British cinema experienced a slight dip in popularity in terms of indigenous film production, but has been enjoying something of a renaissance in the last few years. Not only is British film production on the rise but so too are independent cinemas, obscure film screenings and outdoor film locations.
The British film and TV industry has inspired many a fashion trend – most of which can still be seen on the streets of London today. Nobody does a cult movie quite like the Brits, and what’s best about cult movies is that elements of them are always retained in mainstream culture. Take the below five films for instance:
Although Spice World was indeed based on a much larger franchise – the Spice Girls themselves – this film and all that the Britpop band entails, reflects a certain period in British music, fashion, and culture. Although the group of five each had very diverse styles, one thing you could always count on them for was a good denim skirt. Since the 90’s, thousands of Spice Girls-inspired denim skirts can be spotted on the streets of London at any given time. The iconic denim skirt has become a classic in British style and can be found in high-street shops, designer boutiques, and online stores like Peter Hahn.
This is England
This is England is one of the all-time favourite British cult films about a young group of skinheads growing up in the 80’s and deals with issues like class, racism, violence and drug abuse. Although it was probably not the intention, the film just so happened to inspire London style for years to come. The bomber jackets, dungarees, skinned hairstyles, Dr Martens and buttoned up shirts are possibly one of the trendiest movie styles to hit London.
The Third Man
Although set in post-war Vienna, The Third Man is possibly one of the most iconic British-made films. It did wonders for London’s winter coat and hat game – for both men and women alike. With Alida Valli’s Mackintosh and fedora or Orson Welles’ trench coats, pea coats and (of course) a fedora, the style of the two characters influenced many wintery months in London.
Withnail and I

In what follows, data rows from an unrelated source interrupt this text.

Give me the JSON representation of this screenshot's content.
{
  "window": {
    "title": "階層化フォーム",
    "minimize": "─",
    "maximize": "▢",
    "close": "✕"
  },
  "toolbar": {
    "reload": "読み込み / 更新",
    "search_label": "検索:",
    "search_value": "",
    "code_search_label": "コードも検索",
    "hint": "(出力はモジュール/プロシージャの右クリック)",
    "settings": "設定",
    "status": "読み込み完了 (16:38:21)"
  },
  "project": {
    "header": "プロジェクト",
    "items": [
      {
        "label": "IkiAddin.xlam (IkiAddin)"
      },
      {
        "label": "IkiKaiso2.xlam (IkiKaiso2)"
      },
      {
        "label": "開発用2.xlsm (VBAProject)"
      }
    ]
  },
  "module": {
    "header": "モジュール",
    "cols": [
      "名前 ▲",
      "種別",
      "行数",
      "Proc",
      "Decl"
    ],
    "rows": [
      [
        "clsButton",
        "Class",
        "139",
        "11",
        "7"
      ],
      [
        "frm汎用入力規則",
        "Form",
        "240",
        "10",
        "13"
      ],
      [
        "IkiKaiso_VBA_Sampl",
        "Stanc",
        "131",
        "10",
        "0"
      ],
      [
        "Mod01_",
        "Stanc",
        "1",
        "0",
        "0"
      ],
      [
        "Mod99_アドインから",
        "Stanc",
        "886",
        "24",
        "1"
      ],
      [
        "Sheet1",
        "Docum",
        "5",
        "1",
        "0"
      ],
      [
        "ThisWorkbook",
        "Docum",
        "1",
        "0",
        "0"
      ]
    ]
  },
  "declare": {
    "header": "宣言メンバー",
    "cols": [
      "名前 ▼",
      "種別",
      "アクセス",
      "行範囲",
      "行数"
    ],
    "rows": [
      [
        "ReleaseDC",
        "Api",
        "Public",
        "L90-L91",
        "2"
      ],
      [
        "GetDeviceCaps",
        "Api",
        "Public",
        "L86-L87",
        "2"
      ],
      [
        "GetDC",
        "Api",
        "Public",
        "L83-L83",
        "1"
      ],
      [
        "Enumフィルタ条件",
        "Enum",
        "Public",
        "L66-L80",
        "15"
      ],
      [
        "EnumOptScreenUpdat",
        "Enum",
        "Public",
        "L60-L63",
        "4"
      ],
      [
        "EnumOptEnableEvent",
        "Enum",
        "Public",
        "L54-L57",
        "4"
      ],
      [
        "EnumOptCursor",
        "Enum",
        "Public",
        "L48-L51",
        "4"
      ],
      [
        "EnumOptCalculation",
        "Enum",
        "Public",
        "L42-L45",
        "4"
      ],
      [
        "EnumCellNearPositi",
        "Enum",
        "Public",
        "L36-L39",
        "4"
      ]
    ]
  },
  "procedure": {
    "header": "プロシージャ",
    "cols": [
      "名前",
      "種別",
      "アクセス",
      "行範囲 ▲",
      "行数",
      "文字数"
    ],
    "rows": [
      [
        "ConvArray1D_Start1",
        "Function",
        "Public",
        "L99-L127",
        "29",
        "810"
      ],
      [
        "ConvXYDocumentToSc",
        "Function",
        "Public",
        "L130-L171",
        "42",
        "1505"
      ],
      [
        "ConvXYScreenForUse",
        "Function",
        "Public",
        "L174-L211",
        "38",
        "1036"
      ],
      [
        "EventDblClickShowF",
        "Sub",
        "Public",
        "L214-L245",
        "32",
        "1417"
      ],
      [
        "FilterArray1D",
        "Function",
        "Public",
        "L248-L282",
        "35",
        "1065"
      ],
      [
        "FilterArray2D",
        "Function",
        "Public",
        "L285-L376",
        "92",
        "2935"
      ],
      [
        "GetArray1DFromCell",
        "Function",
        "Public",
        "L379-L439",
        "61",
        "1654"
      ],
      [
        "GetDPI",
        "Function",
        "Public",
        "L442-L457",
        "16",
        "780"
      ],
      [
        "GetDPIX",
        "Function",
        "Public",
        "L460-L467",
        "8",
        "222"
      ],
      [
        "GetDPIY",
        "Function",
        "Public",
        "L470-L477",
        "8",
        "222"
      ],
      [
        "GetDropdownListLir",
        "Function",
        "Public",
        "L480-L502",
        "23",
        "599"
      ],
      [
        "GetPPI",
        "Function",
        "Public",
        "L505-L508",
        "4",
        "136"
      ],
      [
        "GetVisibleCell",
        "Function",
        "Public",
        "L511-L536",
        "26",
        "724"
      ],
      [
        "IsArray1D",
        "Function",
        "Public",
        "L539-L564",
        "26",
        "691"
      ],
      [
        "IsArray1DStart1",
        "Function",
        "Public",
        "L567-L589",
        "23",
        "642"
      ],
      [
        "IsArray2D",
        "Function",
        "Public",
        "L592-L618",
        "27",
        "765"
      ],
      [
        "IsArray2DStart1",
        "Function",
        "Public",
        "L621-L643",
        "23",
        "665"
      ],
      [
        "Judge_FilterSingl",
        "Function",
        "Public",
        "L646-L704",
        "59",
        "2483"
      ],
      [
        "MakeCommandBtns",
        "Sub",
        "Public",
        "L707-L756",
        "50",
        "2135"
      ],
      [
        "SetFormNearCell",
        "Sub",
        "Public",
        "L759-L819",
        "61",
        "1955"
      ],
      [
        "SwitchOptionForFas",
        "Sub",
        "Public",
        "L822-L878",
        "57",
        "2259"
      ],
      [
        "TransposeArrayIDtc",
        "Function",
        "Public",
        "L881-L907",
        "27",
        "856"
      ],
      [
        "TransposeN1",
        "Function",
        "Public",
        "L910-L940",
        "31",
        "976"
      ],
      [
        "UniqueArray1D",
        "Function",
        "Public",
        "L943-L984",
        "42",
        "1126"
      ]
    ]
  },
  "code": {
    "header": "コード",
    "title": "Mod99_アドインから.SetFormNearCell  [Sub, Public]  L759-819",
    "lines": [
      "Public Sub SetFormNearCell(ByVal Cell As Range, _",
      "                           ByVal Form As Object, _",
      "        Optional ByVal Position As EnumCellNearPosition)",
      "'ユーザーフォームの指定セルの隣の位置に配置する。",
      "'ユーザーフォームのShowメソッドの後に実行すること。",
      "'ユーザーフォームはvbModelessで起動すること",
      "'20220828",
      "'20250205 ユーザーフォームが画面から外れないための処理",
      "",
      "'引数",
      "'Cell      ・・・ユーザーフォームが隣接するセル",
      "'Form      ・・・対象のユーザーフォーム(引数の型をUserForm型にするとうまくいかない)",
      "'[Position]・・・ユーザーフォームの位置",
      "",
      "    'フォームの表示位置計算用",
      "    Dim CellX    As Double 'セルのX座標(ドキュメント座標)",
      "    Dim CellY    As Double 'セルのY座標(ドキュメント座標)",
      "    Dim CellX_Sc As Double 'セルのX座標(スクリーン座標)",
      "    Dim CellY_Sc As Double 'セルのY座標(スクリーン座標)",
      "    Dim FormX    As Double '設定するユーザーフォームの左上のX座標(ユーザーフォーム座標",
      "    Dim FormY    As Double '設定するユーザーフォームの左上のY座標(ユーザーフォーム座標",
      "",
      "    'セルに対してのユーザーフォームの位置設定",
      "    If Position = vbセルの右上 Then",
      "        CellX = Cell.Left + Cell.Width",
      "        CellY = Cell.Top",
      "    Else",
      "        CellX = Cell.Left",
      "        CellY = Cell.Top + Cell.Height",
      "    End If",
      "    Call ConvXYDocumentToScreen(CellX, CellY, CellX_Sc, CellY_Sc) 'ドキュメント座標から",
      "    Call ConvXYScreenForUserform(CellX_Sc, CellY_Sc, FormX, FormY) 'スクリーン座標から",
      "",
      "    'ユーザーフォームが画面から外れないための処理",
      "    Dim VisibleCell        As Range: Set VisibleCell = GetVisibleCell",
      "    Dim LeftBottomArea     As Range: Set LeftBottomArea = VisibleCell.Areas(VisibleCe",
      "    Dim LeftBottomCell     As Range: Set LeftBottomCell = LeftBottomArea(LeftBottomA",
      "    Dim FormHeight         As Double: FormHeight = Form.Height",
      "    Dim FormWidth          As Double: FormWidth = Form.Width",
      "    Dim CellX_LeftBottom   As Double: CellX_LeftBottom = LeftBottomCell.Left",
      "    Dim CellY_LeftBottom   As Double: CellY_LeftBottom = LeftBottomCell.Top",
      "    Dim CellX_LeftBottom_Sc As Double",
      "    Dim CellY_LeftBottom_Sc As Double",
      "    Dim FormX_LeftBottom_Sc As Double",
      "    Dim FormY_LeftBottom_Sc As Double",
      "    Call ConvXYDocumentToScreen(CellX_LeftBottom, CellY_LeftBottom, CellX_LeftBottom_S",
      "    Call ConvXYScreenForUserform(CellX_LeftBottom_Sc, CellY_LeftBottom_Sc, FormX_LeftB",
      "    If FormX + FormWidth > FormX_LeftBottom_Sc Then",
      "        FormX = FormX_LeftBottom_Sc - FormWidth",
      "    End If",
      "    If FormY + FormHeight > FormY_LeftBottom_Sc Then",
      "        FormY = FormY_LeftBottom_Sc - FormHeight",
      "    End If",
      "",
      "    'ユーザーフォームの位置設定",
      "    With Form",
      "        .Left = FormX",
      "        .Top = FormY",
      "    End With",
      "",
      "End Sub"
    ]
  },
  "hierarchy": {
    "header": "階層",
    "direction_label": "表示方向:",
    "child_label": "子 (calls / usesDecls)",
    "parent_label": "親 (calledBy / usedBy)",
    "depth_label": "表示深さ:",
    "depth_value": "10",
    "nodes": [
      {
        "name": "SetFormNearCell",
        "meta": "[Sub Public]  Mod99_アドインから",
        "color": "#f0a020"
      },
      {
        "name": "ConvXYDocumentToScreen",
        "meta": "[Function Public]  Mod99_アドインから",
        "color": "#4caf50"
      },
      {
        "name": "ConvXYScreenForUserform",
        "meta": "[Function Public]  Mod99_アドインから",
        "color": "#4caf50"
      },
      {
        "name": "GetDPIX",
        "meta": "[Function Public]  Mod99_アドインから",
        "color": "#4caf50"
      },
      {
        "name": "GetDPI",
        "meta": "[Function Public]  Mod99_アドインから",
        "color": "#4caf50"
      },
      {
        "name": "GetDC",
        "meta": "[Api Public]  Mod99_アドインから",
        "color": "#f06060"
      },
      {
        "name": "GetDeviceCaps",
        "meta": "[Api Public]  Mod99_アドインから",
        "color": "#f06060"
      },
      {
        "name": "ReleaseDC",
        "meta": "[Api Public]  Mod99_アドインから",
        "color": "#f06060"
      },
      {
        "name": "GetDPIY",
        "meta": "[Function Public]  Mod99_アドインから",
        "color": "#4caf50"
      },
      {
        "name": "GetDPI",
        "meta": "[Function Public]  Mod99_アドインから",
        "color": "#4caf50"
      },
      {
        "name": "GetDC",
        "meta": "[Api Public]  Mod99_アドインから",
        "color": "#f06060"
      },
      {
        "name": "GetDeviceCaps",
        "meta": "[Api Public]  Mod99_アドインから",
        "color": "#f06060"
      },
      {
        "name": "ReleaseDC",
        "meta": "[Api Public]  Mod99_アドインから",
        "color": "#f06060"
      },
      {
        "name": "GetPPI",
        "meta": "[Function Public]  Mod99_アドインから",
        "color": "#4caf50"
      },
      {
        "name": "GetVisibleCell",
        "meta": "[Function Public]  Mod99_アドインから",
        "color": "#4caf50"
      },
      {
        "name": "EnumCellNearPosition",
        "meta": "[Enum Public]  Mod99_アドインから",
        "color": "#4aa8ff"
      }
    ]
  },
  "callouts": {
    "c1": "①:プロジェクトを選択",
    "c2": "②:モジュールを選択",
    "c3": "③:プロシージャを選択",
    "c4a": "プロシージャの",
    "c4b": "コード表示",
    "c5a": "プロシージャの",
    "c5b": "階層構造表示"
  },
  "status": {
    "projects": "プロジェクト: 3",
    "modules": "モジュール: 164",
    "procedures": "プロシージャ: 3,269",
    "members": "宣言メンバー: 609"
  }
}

London has always been a big fan of tweed but in many different styles. Withnail and I was one of the first cult films to feature it so prominently, and it did so in the form of Withnail’s floor-length tweed coat. The material originally came from Scotland and has “old-fashioned” associations even today—despite it having made many an appearance on the catwalks in the last decade. Whether as cropped trousers for women or men’s blazers, the traditional fabric has become quite a common sight in London. Timeless tweed pieces can often be found in London’s many vintage shops.